[Data excerpts]
"""

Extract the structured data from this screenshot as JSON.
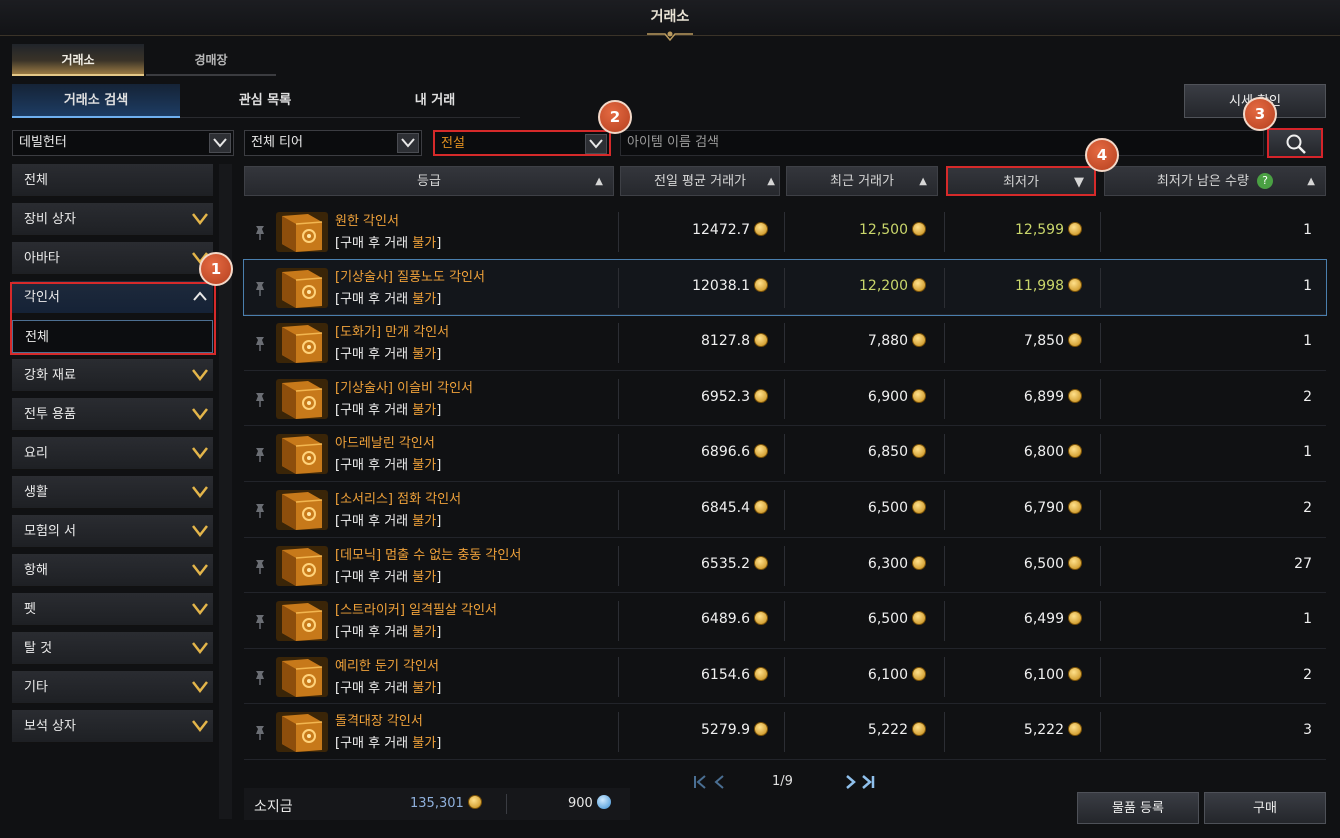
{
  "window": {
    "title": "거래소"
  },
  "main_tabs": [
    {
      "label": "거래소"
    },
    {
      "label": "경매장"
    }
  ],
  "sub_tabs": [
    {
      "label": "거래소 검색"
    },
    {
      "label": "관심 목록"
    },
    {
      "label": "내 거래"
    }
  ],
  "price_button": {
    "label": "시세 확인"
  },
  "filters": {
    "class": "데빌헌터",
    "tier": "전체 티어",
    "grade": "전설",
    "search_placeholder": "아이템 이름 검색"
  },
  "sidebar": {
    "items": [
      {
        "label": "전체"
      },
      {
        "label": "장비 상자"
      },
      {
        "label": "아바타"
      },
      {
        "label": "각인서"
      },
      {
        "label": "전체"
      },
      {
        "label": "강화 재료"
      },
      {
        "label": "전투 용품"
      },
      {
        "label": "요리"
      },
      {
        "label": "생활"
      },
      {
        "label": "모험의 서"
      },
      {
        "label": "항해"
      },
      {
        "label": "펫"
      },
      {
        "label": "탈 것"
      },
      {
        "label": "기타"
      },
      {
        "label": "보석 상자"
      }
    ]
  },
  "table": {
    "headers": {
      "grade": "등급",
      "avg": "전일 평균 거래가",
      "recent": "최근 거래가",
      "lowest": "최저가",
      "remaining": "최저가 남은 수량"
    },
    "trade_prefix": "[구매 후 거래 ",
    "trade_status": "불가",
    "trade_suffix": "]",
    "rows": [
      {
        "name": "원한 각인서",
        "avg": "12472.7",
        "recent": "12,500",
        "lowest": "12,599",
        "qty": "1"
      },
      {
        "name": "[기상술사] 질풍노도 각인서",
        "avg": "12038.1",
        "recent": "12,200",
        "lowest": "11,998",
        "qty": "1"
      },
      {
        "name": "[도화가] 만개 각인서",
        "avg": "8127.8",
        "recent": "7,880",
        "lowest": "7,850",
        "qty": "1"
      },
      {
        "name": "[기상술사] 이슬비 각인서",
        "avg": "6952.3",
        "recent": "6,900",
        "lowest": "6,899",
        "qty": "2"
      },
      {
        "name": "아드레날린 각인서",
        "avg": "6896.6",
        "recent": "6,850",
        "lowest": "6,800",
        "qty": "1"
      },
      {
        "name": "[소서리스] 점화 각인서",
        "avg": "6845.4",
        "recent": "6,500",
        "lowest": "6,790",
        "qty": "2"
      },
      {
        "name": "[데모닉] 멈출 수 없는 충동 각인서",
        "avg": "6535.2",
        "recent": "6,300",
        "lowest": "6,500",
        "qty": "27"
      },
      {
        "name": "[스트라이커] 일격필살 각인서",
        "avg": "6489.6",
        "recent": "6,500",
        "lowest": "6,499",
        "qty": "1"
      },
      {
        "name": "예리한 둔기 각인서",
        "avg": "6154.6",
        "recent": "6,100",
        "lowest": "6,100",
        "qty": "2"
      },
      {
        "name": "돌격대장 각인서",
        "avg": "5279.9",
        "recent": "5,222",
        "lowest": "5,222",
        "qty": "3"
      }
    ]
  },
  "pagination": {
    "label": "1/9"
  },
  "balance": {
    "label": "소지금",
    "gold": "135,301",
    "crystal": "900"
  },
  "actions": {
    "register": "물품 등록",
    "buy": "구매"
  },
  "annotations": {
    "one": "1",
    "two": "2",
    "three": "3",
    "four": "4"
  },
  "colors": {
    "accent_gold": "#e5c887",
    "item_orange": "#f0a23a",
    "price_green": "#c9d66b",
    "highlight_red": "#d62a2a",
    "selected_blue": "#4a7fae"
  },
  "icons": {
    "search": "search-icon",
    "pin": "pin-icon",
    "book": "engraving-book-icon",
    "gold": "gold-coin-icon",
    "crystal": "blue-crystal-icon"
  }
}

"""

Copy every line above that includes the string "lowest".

**RESPONSE TO THIS TASK:**
      "lowest": "최저가",
        "lowest": "12,599",
        "lowest": "11,998",
        "lowest": "7,850",
        "lowest": "6,899",
        "lowest": "6,800",
        "lowest": "6,790",
        "lowest": "6,500",
        "lowest": "6,499",
        "lowest": "6,100",
        "lowest": "5,222",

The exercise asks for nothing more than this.